*Work task*
Pull out each line of the data that includes the word "Format".

Stored data entries:
────────────────────────────────────────

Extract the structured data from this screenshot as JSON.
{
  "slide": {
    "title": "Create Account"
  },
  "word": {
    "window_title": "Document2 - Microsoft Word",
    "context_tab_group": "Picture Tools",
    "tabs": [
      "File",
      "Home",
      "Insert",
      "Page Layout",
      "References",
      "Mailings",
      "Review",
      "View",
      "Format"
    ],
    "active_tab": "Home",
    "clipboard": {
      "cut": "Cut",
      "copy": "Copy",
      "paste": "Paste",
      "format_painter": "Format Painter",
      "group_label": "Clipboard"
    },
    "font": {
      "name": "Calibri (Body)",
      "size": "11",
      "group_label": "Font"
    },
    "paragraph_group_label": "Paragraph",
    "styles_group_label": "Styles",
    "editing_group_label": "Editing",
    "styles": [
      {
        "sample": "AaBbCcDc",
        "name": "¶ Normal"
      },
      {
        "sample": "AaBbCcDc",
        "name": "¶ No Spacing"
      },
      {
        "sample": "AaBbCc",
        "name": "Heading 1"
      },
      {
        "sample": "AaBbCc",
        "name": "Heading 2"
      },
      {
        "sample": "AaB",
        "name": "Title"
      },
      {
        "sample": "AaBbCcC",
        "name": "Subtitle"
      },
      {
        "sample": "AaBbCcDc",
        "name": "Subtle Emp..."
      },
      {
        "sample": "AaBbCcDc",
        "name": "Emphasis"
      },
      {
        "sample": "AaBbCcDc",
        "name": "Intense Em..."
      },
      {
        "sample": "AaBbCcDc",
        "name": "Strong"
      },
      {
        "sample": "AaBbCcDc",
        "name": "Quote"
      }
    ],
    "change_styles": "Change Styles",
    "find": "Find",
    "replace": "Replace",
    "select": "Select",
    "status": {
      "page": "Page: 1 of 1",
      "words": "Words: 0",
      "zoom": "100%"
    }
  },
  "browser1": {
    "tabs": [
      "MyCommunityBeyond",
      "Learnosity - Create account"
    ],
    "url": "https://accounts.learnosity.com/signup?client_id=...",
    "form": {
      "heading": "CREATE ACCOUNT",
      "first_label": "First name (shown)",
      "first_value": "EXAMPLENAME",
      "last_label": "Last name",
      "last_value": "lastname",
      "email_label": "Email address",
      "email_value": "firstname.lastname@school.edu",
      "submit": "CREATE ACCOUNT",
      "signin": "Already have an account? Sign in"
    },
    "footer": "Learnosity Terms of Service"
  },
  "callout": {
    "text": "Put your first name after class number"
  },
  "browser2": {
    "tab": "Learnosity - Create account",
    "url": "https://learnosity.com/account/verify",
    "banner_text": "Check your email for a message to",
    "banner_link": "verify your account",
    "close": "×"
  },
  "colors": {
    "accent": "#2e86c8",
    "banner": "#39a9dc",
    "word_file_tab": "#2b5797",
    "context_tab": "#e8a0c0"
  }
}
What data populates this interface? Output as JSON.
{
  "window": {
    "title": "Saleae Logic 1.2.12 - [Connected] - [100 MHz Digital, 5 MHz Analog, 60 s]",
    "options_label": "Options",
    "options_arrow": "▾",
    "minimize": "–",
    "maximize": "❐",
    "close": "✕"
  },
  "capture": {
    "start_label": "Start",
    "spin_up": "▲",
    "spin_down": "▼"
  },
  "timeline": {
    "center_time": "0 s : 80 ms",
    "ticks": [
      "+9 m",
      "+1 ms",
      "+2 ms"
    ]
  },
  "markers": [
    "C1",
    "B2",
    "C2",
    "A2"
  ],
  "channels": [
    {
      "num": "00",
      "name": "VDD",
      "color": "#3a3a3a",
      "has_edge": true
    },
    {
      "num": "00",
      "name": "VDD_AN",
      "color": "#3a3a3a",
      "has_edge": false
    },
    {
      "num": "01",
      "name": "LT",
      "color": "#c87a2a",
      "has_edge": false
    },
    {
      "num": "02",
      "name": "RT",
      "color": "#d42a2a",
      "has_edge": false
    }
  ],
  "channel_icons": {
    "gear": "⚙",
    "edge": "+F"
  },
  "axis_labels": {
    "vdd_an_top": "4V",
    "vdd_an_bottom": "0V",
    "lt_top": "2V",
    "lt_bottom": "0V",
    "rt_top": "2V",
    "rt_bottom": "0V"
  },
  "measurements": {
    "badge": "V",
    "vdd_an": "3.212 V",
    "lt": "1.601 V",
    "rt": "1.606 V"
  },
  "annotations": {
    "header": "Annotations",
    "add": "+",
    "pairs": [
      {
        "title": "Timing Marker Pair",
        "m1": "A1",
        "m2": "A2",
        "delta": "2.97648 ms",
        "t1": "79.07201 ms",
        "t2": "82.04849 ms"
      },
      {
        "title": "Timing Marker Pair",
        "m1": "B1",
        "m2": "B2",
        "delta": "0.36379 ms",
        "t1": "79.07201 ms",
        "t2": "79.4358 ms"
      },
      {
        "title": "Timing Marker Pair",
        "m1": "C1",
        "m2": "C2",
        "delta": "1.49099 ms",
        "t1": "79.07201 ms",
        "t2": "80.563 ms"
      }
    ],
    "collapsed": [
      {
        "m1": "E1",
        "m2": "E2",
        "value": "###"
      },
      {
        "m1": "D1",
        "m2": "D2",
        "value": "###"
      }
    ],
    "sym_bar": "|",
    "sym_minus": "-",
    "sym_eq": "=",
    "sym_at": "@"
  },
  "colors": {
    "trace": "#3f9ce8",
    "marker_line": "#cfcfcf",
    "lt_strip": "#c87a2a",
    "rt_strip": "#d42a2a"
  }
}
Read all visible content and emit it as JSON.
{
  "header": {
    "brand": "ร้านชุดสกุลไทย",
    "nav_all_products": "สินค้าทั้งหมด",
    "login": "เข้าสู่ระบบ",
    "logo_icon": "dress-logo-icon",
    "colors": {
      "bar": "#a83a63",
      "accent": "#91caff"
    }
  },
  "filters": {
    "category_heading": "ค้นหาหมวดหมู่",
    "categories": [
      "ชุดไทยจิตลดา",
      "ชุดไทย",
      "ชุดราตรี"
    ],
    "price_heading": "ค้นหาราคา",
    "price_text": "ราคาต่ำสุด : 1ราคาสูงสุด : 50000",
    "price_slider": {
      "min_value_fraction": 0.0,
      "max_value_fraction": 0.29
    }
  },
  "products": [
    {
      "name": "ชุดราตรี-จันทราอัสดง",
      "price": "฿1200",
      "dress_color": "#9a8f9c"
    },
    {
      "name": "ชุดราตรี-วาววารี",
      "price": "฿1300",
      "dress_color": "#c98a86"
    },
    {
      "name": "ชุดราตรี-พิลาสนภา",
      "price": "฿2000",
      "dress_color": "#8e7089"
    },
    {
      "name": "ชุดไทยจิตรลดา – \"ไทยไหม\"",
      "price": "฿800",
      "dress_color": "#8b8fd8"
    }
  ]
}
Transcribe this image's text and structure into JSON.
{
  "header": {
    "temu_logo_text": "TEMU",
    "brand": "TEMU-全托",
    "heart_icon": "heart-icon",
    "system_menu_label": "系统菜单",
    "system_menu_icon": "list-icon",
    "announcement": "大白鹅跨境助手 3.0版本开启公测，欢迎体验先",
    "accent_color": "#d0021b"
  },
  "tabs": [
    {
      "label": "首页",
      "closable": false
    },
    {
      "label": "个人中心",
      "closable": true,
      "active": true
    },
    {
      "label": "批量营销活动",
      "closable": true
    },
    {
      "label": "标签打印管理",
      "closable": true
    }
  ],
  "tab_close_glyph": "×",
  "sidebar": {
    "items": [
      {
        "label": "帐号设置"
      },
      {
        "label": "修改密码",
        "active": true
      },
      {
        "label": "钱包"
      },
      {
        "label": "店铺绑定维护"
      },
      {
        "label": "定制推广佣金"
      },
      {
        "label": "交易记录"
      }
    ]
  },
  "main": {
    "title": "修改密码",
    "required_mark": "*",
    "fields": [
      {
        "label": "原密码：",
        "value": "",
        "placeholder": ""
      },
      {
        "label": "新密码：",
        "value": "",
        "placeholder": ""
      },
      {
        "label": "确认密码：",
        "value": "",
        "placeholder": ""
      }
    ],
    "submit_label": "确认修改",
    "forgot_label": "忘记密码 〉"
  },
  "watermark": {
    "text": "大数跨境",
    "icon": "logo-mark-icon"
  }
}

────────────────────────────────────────

*Response*
      "Format"
      "format_painter": "Format Painter",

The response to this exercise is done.